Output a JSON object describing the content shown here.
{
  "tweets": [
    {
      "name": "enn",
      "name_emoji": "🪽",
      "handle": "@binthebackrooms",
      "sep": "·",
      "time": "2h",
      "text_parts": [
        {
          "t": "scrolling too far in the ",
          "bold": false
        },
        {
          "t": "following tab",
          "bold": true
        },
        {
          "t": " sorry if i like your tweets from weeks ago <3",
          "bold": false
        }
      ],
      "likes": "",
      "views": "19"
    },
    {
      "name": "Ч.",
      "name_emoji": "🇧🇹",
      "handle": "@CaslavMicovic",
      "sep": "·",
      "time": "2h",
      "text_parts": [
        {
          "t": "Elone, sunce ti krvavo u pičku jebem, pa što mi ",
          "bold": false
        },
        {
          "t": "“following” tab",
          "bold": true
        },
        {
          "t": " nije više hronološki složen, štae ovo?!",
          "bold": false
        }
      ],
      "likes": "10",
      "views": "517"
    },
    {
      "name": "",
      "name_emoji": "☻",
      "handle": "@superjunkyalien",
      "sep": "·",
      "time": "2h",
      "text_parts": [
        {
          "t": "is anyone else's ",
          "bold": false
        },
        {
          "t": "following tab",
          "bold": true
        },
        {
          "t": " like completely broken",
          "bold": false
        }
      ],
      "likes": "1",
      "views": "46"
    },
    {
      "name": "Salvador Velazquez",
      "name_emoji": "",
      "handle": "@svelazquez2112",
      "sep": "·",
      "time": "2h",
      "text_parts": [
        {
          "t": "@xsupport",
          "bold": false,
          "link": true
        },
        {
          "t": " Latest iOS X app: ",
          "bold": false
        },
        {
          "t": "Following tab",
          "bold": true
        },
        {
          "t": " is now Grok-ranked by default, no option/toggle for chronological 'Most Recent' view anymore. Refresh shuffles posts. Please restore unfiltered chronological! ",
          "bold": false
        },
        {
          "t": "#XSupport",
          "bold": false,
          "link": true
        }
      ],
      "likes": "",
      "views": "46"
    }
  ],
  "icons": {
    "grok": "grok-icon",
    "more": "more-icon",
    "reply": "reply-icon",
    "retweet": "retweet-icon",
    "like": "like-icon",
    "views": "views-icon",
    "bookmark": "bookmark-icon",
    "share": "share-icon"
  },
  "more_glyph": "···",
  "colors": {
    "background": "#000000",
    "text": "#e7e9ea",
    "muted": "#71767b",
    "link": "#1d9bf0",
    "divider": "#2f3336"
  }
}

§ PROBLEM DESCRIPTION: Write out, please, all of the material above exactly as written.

§ SOLUTION TO THE PROBLEM:
Output a JSON object describing the content shown here.
{
  "tweets": [
    {
      "name": "enn",
      "name_emoji": "🪽",
      "handle": "@binthebackrooms",
      "sep": "·",
      "time": "2h",
      "text_parts": [
        {
          "t": "scrolling too far in the ",
          "bold": false
        },
        {
          "t": "following tab",
          "bold": true
        },
        {
          "t": " sorry if i like your tweets from weeks ago <3",
          "bold": false
        }
      ],
      "likes": "",
      "views": "19"
    },
    {
      "name": "Ч.",
      "name_emoji": "🇧🇹",
      "handle": "@CaslavMicovic",
      "sep": "·",
      "time": "2h",
      "text_parts": [
        {
          "t": "Elone, sunce ti krvavo u pičku jebem, pa što mi ",
          "bold": false
        },
        {
          "t": "“following” tab",
          "bold": true
        },
        {
          "t": " nije više hronološki složen, štae ovo?!",
          "bold": false
        }
      ],
      "likes": "10",
      "views": "517"
    },
    {
      "name": "",
      "name_emoji": "☻",
      "handle": "@superjunkyalien",
      "sep": "·",
      "time": "2h",
      "text_parts": [
        {
          "t": "is anyone else's ",
          "bold": false
        },
        {
          "t": "following tab",
          "bold": true
        },
        {
          "t": " like completely broken",
          "bold": false
        }
      ],
      "likes": "1",
      "views": "46"
    },
    {
      "name": "Salvador Velazquez",
      "name_emoji": "",
      "handle": "@svelazquez2112",
      "sep": "·",
      "time": "2h",
      "text_parts": [
        {
          "t": "@xsupport",
          "bold": false,
          "link": true
        },
        {
          "t": " Latest iOS X app: ",
          "bold": false
        },
        {
          "t": "Following tab",
          "bold": true
        },
        {
          "t": " is now Grok-ranked by default, no option/toggle for chronological 'Most Recent' view anymore. Refresh shuffles posts. Please restore unfiltered chronological! ",
          "bold": false
        },
        {
          "t": "#XSupport",
          "bold": false,
          "link": true
        }
      ],
      "likes": "",
      "views": "46"
    }
  ],
  "icons": {
    "grok": "grok-icon",
    "more": "more-icon",
    "reply": "reply-icon",
    "retweet": "retweet-icon",
    "like": "like-icon",
    "views": "views-icon",
    "bookmark": "bookmark-icon",
    "share": "share-icon"
  },
  "more_glyph": "···",
  "colors": {
    "background": "#000000",
    "text": "#e7e9ea",
    "muted": "#71767b",
    "link": "#1d9bf0",
    "divider": "#2f3336"
  }
}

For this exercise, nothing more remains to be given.